TASK BRIEF |
When you copy the listing, reproduce each line as it appears and omit every image.

SOURCE DATA |
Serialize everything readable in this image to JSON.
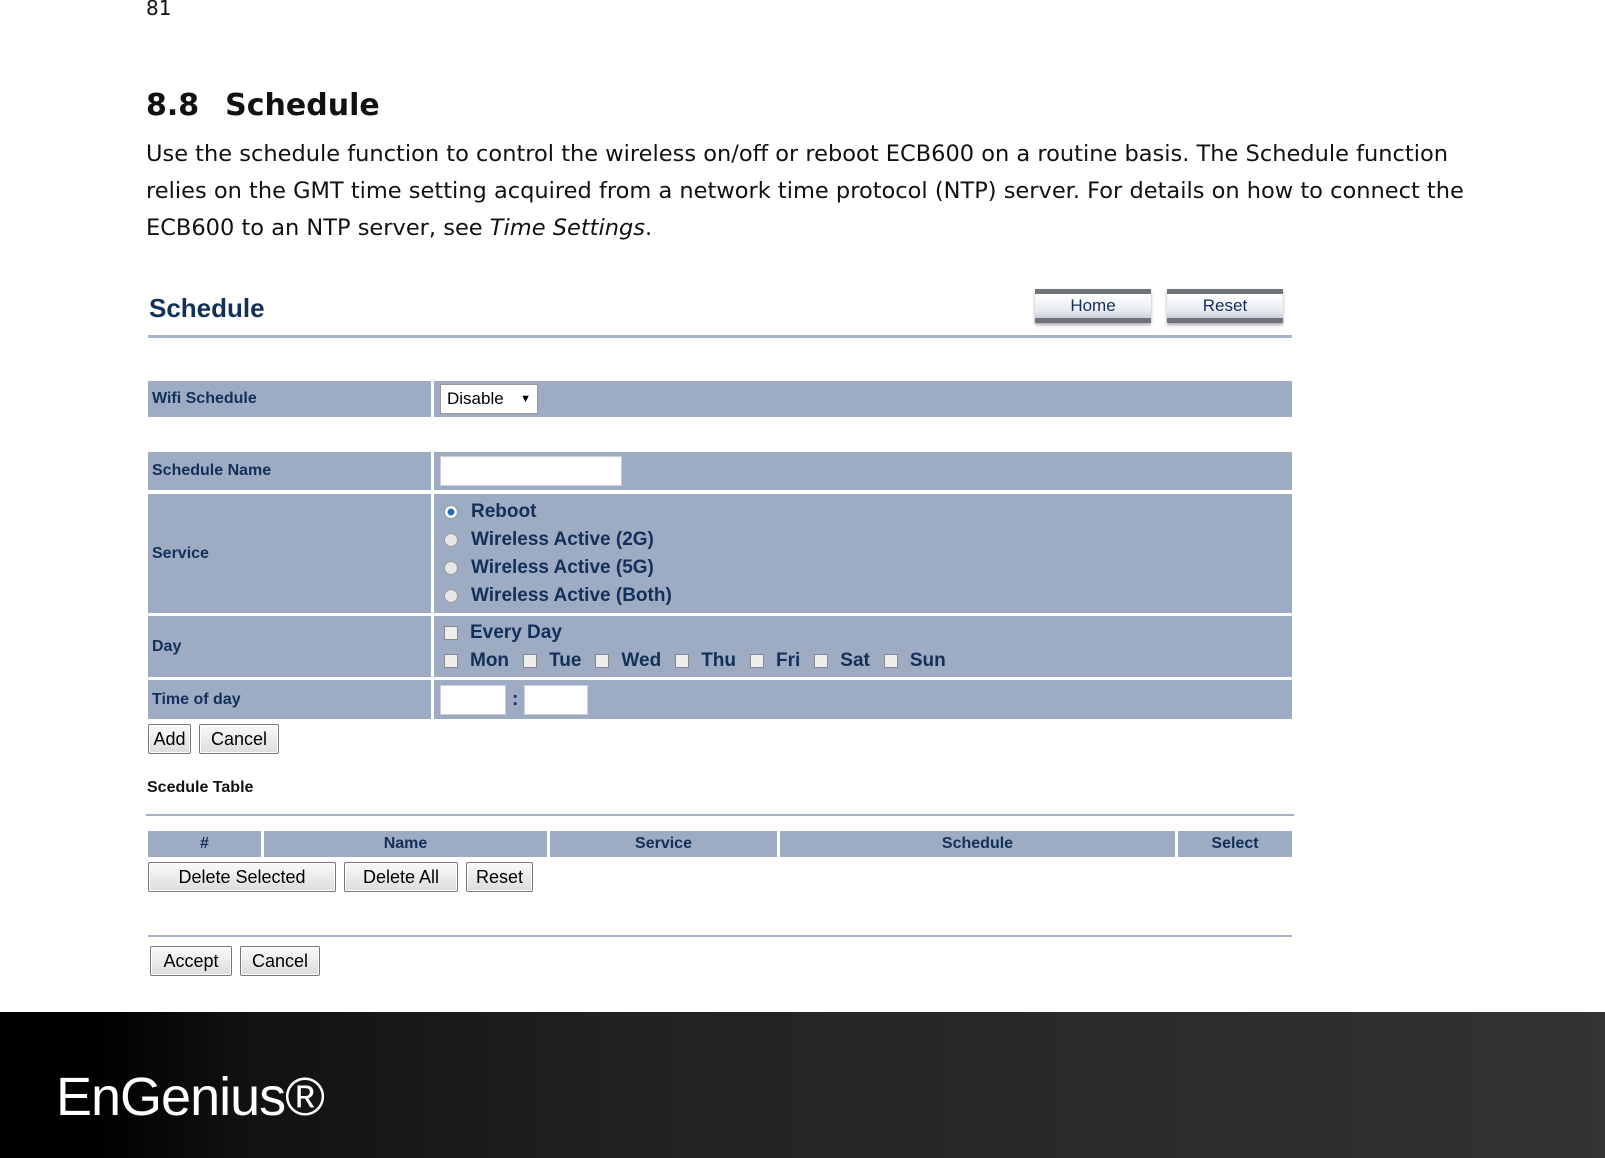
{
  "page_number": "81",
  "section": {
    "number": "8.8",
    "title": "Schedule"
  },
  "paragraph": {
    "text": "Use the schedule function to control the wireless on/off or reboot ECB600 on a routine basis. The Schedule function relies on the GMT time setting acquired from a network time protocol (NTP) server. For details on how to connect the ECB600 to an NTP server, see ",
    "link": "Time Settings",
    "end": "."
  },
  "ui": {
    "title": "Schedule",
    "home": "Home",
    "reset": "Reset",
    "wifi_schedule": {
      "label": "Wifi Schedule",
      "value": "Disable"
    },
    "schedule_name": {
      "label": "Schedule Name",
      "value": ""
    },
    "service": {
      "label": "Service",
      "options": [
        "Reboot",
        "Wireless Active (2G)",
        "Wireless Active (5G)",
        "Wireless Active (Both)"
      ],
      "selected": "Reboot"
    },
    "day": {
      "label": "Day",
      "every_day": "Every Day",
      "days": [
        "Mon",
        "Tue",
        "Wed",
        "Thu",
        "Fri",
        "Sat",
        "Sun"
      ]
    },
    "time": {
      "label": "Time of day",
      "separator": ":"
    },
    "add": "Add",
    "cancel": "Cancel",
    "table_label": "Scedule Table",
    "columns": [
      "#",
      "Name",
      "Service",
      "Schedule",
      "Select"
    ],
    "delete_selected": "Delete Selected",
    "delete_all": "Delete All",
    "table_reset": "Reset",
    "accept": "Accept",
    "cancel2": "Cancel"
  },
  "footer": {
    "logo": "EnGenius®"
  }
}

TASK RESPONSE |
Serialize everything readable in this image to JSON.
{
  "page_number": "81",
  "section": {
    "number": "8.8",
    "title": "Schedule"
  },
  "paragraph": {
    "text": "Use the schedule function to control the wireless on/off or reboot ECB600 on a routine basis. The Schedule function relies on the GMT time setting acquired from a network time protocol (NTP) server. For details on how to connect the ECB600 to an NTP server, see ",
    "link": "Time Settings",
    "end": "."
  },
  "ui": {
    "title": "Schedule",
    "home": "Home",
    "reset": "Reset",
    "wifi_schedule": {
      "label": "Wifi Schedule",
      "value": "Disable"
    },
    "schedule_name": {
      "label": "Schedule Name",
      "value": ""
    },
    "service": {
      "label": "Service",
      "options": [
        "Reboot",
        "Wireless Active (2G)",
        "Wireless Active (5G)",
        "Wireless Active (Both)"
      ],
      "selected": "Reboot"
    },
    "day": {
      "label": "Day",
      "every_day": "Every Day",
      "days": [
        "Mon",
        "Tue",
        "Wed",
        "Thu",
        "Fri",
        "Sat",
        "Sun"
      ]
    },
    "time": {
      "label": "Time of day",
      "separator": ":"
    },
    "add": "Add",
    "cancel": "Cancel",
    "table_label": "Scedule Table",
    "columns": [
      "#",
      "Name",
      "Service",
      "Schedule",
      "Select"
    ],
    "delete_selected": "Delete Selected",
    "delete_all": "Delete All",
    "table_reset": "Reset",
    "accept": "Accept",
    "cancel2": "Cancel"
  },
  "footer": {
    "logo": "EnGenius®"
  }
}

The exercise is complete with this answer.